“It is possible in three to five years that when customers want fresh prepared food, hot delivery to their door in 30 minutes or less, they might also want a few other items,” like beer or soap, Sood said.
As part of this new approach, KU is rebranding its grocery outlets as Mix Food Halls, a slight change from their original name, Kitchen United Mix.
“The words Kitchen United are meaningless to the end consumer,” Sood said. The company itself will still be called Kitchen United.
The rebrand includes a new consumer-facing website, MixFoodHall.com, that emphasizes one of KU’s key features: the ability to combine different cuisines into a single order.
“Explaining that in an ad is complicated,” said CMO Katie Wollrich. The new site looks to ease that confusion with an image of food from multiple restaurants going into one bag. “That seems to be resonating with people,” she said.
There is so much opportunity in retail and grocery. We have tapped probably 5% to 10% of the opportunity that’s out there. -- Kitchen United CEO Atul Sood
Focusing on convenience stores, catering
A second part of KU’s new strategy is an initiative with Circle K, the 7,000-unit convenience store giant. Sood could not share many details about that program, but said it will differ from what KU is doing with Kroger.
He noted that many people use c-stores for nourishment as well as gasoline, but that the food could be improved. “You’d be surprised at how much food convenience stores sell,” he hinted. That program will launch in October or November.
As KU embraces these hybrid formats, it will move away from the stand-alone “kitchen centers” that today make up a good chunk of its 25 locations. Those centers are expensive to build, Sood said, especially compared to the Kroger sites.
“If you can reduce capex and go to a capex-light model, you’ll be a lot more investable,” he said. “You’ll probably see less of those.”

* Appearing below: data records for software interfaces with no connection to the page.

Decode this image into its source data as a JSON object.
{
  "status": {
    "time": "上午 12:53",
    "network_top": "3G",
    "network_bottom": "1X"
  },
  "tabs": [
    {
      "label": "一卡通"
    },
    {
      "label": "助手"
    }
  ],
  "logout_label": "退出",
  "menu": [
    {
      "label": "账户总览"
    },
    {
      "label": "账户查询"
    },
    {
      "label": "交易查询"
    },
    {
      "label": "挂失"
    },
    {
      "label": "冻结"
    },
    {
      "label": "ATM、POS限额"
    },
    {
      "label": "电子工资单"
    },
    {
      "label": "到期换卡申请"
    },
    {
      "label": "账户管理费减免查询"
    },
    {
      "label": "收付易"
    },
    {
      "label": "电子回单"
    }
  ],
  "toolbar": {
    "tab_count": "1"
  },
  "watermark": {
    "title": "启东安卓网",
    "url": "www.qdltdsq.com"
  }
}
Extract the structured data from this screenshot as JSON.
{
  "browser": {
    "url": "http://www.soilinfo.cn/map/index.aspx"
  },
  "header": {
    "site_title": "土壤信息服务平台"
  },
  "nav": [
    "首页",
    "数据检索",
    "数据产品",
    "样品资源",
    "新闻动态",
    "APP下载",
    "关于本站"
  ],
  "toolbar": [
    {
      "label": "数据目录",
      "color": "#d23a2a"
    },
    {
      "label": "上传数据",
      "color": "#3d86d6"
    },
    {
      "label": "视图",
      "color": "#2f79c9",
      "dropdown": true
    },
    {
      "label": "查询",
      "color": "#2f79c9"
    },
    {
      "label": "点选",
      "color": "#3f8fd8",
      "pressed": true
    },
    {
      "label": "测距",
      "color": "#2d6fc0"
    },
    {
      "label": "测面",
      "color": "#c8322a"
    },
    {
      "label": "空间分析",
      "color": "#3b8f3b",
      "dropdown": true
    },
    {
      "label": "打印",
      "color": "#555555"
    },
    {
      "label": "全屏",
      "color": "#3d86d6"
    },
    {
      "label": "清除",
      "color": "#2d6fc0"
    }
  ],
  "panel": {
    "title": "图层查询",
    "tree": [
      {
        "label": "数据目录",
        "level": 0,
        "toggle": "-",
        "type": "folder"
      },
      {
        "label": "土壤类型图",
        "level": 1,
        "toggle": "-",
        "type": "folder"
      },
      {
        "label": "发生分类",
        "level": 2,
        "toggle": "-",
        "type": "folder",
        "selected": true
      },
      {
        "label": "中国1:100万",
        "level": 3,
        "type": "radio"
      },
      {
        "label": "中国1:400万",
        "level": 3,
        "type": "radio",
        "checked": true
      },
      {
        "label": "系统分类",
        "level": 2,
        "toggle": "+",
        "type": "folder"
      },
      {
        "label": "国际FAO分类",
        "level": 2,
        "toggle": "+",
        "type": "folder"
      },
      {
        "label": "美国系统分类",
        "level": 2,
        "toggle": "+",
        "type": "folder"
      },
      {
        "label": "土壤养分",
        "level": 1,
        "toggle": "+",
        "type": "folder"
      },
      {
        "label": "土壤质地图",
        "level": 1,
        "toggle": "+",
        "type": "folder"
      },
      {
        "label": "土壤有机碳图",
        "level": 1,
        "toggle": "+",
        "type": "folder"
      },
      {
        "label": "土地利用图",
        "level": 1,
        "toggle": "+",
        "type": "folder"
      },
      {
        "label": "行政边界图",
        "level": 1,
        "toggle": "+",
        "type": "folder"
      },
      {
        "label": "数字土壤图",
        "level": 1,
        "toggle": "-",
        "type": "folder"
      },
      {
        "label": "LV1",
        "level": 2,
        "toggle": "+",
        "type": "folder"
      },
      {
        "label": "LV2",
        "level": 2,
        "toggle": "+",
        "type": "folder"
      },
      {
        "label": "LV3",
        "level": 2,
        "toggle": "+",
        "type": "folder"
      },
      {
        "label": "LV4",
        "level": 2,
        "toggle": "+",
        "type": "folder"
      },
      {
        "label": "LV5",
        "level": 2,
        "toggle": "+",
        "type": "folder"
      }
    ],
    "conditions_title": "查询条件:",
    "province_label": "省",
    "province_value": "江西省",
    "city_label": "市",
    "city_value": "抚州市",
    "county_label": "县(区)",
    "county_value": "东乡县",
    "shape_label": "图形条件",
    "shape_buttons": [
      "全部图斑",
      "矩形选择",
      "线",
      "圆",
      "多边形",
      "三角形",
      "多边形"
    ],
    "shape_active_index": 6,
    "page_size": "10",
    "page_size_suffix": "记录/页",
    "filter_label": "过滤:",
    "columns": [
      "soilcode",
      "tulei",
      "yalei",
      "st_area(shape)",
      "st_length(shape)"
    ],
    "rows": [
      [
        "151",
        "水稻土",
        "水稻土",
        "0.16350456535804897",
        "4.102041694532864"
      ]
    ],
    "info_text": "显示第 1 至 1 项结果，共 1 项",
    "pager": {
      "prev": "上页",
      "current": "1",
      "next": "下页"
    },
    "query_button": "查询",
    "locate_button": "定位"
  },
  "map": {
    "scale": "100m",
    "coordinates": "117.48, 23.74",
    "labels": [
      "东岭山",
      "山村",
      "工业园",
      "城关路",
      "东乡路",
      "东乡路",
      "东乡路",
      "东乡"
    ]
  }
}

Sood takes the reins at a challenging time for ghost kitchens. Established players like Reef and CloudKitchens have struggled, as have delivery-only restaurant concepts like MrBeast Burger and Nextbite.
Part of the problem, Sood said, is that they rely too much on delivery, which has shown signs of slowing recently.

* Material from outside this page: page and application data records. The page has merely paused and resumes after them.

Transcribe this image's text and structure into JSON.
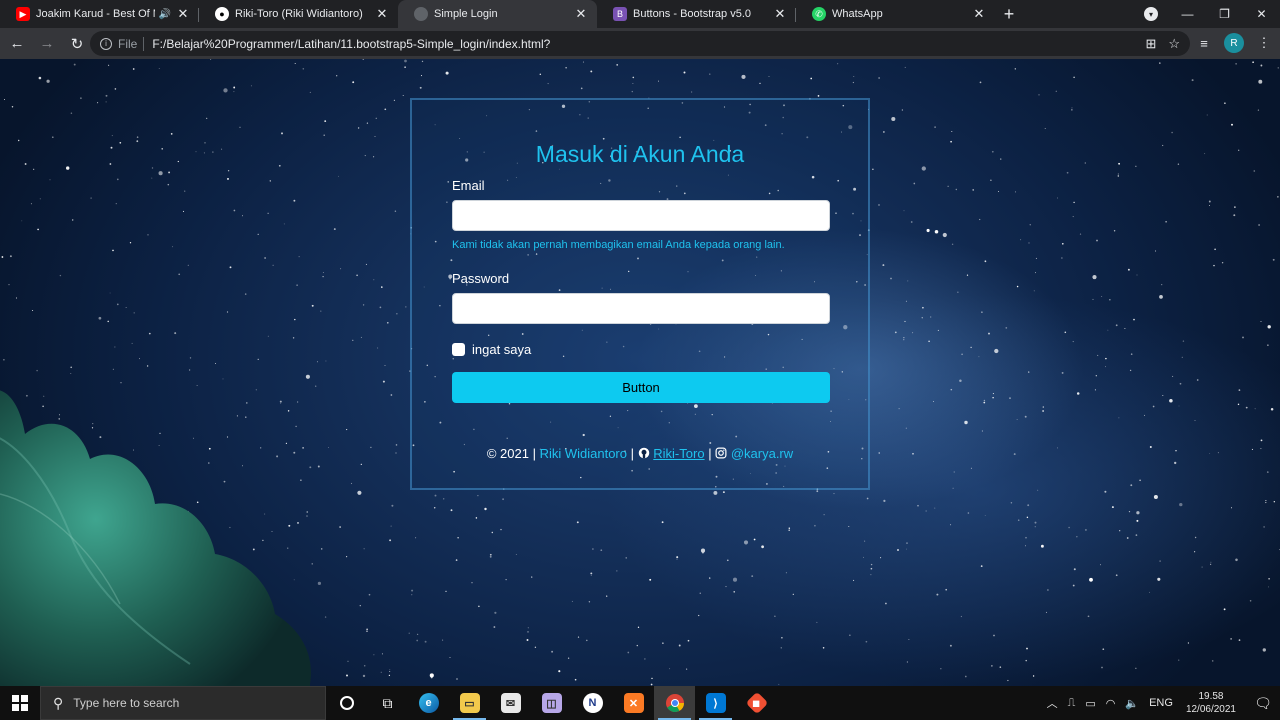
{
  "browser": {
    "tabs": [
      {
        "title": "Joakim Karud - Best Of Mix -",
        "favicon": "youtube-icon",
        "color": "#ff0000",
        "audio": true,
        "active": false
      },
      {
        "title": "Riki-Toro (Riki Widiantoro)",
        "favicon": "github-icon",
        "color": "#ffffff",
        "audio": false,
        "active": false
      },
      {
        "title": "Simple Login",
        "favicon": "globe-icon",
        "color": "#9aa0a6",
        "audio": false,
        "active": true
      },
      {
        "title": "Buttons - Bootstrap v5.0",
        "favicon": "bootstrap-icon",
        "color": "#7952b3",
        "audio": false,
        "active": false
      },
      {
        "title": "WhatsApp",
        "favicon": "whatsapp-icon",
        "color": "#25d366",
        "audio": false,
        "active": false
      }
    ],
    "omnibox": {
      "scheme_label": "File",
      "url": "F:/Belajar%20Programmer/Latihan/11.bootstrap5-Simple_login/index.html?"
    },
    "profile_initial": "R"
  },
  "login": {
    "title": "Masuk di Akun Anda",
    "email_label": "Email",
    "email_value": "",
    "email_help": "Kami tidak akan pernah membagikan email Anda kepada orang lain.",
    "password_label": "Password",
    "password_value": "",
    "remember_label": "ingat saya",
    "remember_checked": false,
    "submit_label": "Button",
    "accent_color": "#1fc2ee",
    "button_color": "#0dcaf0"
  },
  "footer": {
    "copyright": "© 2021 |",
    "author_link": "Riki Widiantoro",
    "sep1": "|",
    "github_link": "Riki-Toro",
    "sep2": "|",
    "instagram_link": "@karya.rw"
  },
  "taskbar": {
    "search_placeholder": "Type here to search",
    "apps": [
      "cortana-icon",
      "task-view-icon",
      "edge-icon",
      "file-explorer-icon",
      "mail-icon",
      "photos-icon",
      "app-icon",
      "xampp-icon",
      "chrome-icon",
      "vscode-icon",
      "git-icon"
    ],
    "language": "ENG",
    "time": "19.58",
    "date": "12/06/2021"
  }
}
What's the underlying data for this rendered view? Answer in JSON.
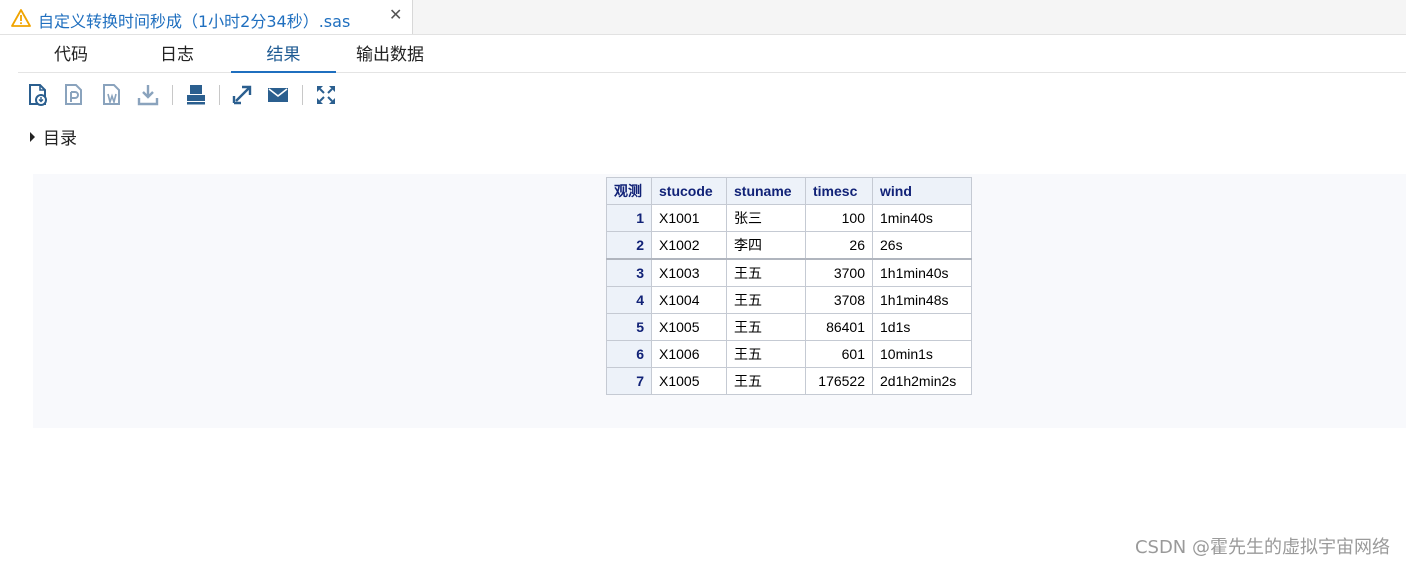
{
  "file_tab": {
    "title": "自定义转换时间秒成（1小时2分34秒）.sas",
    "close_glyph": "✕",
    "warning_color": "#f0a400"
  },
  "subtabs": [
    "代码",
    "日志",
    "结果",
    "输出数据"
  ],
  "active_subtab": "结果",
  "toolbar": {
    "icons": [
      "html-download-icon",
      "pdf-download-icon",
      "word-download-icon",
      "download-icon",
      "print-icon",
      "open-new-window-icon",
      "email-icon",
      "fullscreen-icon"
    ]
  },
  "toc": {
    "label": "目录"
  },
  "table": {
    "headers": [
      "观测",
      "stucode",
      "stuname",
      "timesc",
      "wind"
    ],
    "rows": [
      [
        "1",
        "X1001",
        "张三",
        "100",
        "1min40s"
      ],
      [
        "2",
        "X1002",
        "李四",
        "26",
        "26s"
      ],
      [
        "3",
        "X1003",
        "王五",
        "3700",
        "1h1min40s"
      ],
      [
        "4",
        "X1004",
        "王五",
        "3708",
        "1h1min48s"
      ],
      [
        "5",
        "X1005",
        "王五",
        "86401",
        "1d1s"
      ],
      [
        "6",
        "X1006",
        "王五",
        "601",
        "10min1s"
      ],
      [
        "7",
        "X1005",
        "王五",
        "176522",
        "2d1h2min2s"
      ]
    ]
  },
  "watermark": "CSDN @霍先生的虚拟宇宙网络",
  "colors": {
    "accent": "#1f6fbf",
    "header_text": "#112277",
    "header_bg": "#edf2f9",
    "toolbar_icon": "#2b5f8f"
  }
}
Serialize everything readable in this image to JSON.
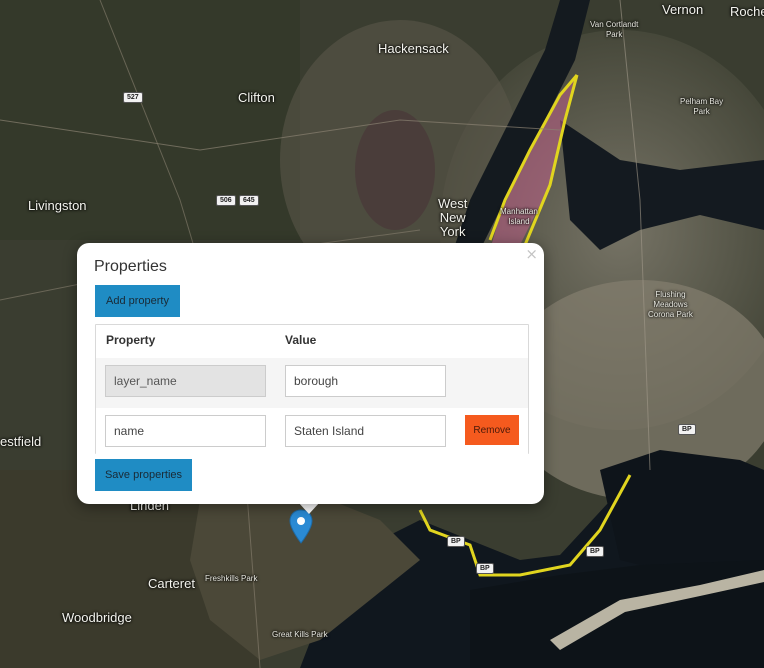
{
  "map": {
    "place_labels": [
      {
        "key": "vernon",
        "text": "Vernon"
      },
      {
        "key": "roche",
        "text": "Roche"
      },
      {
        "key": "vancortlandt",
        "text": "Van Cortlandt\nPark"
      },
      {
        "key": "hackensack",
        "text": "Hackensack"
      },
      {
        "key": "clifton",
        "text": "Clifton"
      },
      {
        "key": "pelhambay",
        "text": "Pelham Bay\nPark"
      },
      {
        "key": "livingston",
        "text": "Livingston"
      },
      {
        "key": "westnewyork",
        "text": "West\nNew\nYork"
      },
      {
        "key": "manhattan",
        "text": "Manhattan\nIsland"
      },
      {
        "key": "flushing",
        "text": "Flushing\nMeadows\nCorona Park"
      },
      {
        "key": "westfield",
        "text": "estfield"
      },
      {
        "key": "linden",
        "text": "Linden"
      },
      {
        "key": "carteret",
        "text": "Carteret"
      },
      {
        "key": "freshkills",
        "text": "Freshkills Park"
      },
      {
        "key": "woodbridge",
        "text": "Woodbridge"
      },
      {
        "key": "greatkills",
        "text": "Great Kills Park"
      }
    ],
    "shields": [
      {
        "key": "r527",
        "text": "527"
      },
      {
        "key": "r506",
        "text": "506"
      },
      {
        "key": "r645",
        "text": "645"
      },
      {
        "key": "bp1",
        "text": "BP"
      },
      {
        "key": "bp2",
        "text": "BP"
      },
      {
        "key": "bp3",
        "text": "BP"
      },
      {
        "key": "bp4",
        "text": "BP"
      }
    ],
    "colors": {
      "boundary": "#e1d51f",
      "highlight_fill": "#c0608a",
      "water": "#10171e",
      "land": "#3a3d30"
    }
  },
  "marker": {
    "icon": "map-pin-icon",
    "color": "#2a8ad4"
  },
  "popup": {
    "title": "Properties",
    "close_glyph": "×",
    "add_button": "Add property",
    "save_button": "Save properties",
    "table": {
      "headers": {
        "property": "Property",
        "value": "Value"
      },
      "rows": [
        {
          "key": "layer_name",
          "value": "borough",
          "key_readonly": true,
          "has_remove": false
        },
        {
          "key": "name",
          "value": "Staten Island",
          "key_readonly": false,
          "has_remove": true,
          "remove_label": "Remove"
        }
      ]
    },
    "colors": {
      "primary": "#1f8cc4",
      "danger": "#f55a1e"
    }
  }
}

“You cannot run a restaurant on delivery revenue alone. It’s not possible in the U.S. market,” he said. “You need to employ takeout and, importantly, you need to employ catering.”

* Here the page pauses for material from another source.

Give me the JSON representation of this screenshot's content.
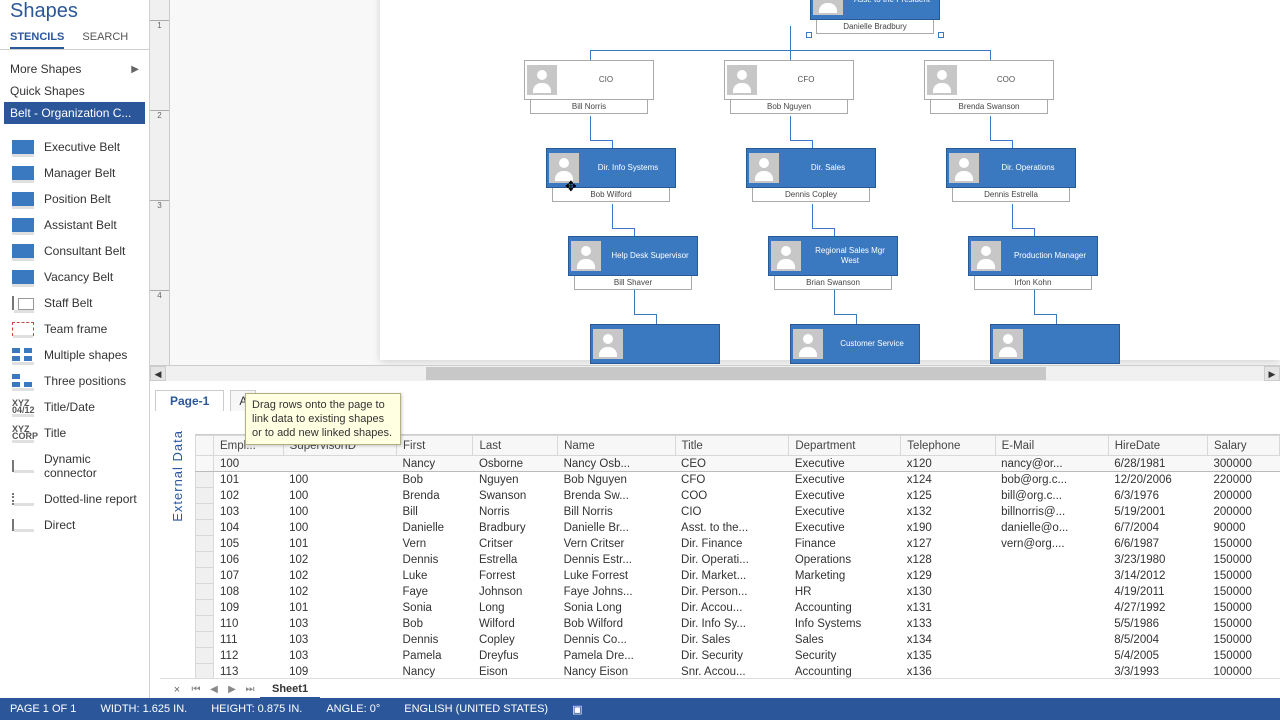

Kitchen United already does quite a bit of takeout, and it is now planning to invest more in catering as well. “Catering is an underleveraged part of almost every restaurants’ business plan with the exception of Panera,” Sood said.
Another issue with ghost kitchens is that many expanded too fast and too wide—KU included. Four years ago, the company said it expected to have 500 kitchens in 50 sites, a goal it has yet to reach.
“We shouldn’t be announcing these things,” Sood said, “and I don’t intend to.”
That doesn’t mean he’s not bullish on the concept. “It just needs a moment to pause,” he said. “So we’re in that lull right now.”
One thing that won’t change under Sood is Kitchen United’s strategy for its restaurant partners. From the beginning, the company’s pitch to operators has been that it can help take small brands regional, regional brands national, and national brands into new markets.
“We still believe all those three to be true,” Sood said. But it has found a sweet spot with those smaller, emerging brands like Dog Haus and Hawaiian Bros, KU’s most successful operator and “a sleeping giant in the industry,” according to Sood.
These are brands that want to grow fast but don’t have the same resources as their larger competitors. Kitchen United offers them a way to expand more quickly and affordably.
“It’s really the growth brands that we’ve found do best in our sites,” Sood said. “We intend to be the growth engine for the next wave of up-and-coming brands.”
This story originally appeared in WGB sister publication Restaurant Business Online.